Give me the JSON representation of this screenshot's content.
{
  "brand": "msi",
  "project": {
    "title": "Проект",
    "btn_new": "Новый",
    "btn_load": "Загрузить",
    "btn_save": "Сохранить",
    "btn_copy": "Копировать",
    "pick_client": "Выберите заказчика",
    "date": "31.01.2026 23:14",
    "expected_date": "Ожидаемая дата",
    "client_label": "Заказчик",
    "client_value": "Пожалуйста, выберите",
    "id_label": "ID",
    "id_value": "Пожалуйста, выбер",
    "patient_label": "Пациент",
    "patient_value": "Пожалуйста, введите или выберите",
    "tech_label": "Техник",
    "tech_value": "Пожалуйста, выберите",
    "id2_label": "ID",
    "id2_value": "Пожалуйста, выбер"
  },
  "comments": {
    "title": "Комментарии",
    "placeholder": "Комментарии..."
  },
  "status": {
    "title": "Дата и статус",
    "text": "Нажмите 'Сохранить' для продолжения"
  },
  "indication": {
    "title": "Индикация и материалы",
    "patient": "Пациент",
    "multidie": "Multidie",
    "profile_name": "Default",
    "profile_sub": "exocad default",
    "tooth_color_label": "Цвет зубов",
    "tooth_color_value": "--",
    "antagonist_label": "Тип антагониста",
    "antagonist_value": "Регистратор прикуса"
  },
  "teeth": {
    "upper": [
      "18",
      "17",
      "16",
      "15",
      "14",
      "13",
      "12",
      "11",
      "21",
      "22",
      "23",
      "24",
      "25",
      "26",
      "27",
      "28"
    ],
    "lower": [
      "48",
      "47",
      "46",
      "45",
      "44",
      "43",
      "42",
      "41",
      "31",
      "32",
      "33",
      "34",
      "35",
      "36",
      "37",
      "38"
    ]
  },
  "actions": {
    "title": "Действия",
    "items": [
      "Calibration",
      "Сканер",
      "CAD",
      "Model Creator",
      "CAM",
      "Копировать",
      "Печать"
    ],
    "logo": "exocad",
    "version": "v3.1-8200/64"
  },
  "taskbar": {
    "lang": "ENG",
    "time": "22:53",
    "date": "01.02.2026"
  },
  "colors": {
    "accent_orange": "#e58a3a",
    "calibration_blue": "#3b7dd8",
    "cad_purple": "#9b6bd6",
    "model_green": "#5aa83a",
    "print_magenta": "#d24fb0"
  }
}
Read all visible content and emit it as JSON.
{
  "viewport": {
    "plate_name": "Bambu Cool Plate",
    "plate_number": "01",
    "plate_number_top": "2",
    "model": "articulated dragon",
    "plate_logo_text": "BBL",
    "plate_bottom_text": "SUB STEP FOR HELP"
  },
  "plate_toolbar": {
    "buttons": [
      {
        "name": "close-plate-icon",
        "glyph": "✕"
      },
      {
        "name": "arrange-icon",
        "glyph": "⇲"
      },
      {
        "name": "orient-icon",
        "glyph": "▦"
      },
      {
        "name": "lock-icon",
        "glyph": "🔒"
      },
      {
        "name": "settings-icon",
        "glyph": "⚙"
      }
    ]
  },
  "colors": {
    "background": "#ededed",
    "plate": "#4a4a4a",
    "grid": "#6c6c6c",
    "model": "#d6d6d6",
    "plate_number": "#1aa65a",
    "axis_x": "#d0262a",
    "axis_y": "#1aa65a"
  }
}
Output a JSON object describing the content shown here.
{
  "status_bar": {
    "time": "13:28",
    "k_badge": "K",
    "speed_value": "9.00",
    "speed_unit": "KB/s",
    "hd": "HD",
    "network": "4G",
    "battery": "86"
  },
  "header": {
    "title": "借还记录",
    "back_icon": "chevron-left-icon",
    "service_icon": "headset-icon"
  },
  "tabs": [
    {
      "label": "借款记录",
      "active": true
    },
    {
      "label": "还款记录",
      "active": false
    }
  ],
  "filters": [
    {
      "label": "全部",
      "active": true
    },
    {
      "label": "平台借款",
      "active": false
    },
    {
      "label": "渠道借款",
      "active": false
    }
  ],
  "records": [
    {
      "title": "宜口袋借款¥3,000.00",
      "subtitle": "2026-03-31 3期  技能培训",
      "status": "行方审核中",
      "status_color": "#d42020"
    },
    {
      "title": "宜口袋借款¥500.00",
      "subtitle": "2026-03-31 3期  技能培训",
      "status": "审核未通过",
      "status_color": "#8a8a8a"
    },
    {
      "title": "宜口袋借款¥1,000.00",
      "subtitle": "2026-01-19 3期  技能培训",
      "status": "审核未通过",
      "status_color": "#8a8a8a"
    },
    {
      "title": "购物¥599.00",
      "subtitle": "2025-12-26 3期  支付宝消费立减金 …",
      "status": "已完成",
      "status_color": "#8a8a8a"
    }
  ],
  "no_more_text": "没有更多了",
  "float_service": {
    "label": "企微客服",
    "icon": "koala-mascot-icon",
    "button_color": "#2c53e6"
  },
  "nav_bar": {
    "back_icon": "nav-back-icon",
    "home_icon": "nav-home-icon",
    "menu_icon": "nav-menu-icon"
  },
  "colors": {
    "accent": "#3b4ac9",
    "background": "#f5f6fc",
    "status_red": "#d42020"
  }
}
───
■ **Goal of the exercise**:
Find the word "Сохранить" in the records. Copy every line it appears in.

■ **Task response**:
    "btn_save": "Сохранить",
    "text": "Нажмите 'Сохранить' для продолжения"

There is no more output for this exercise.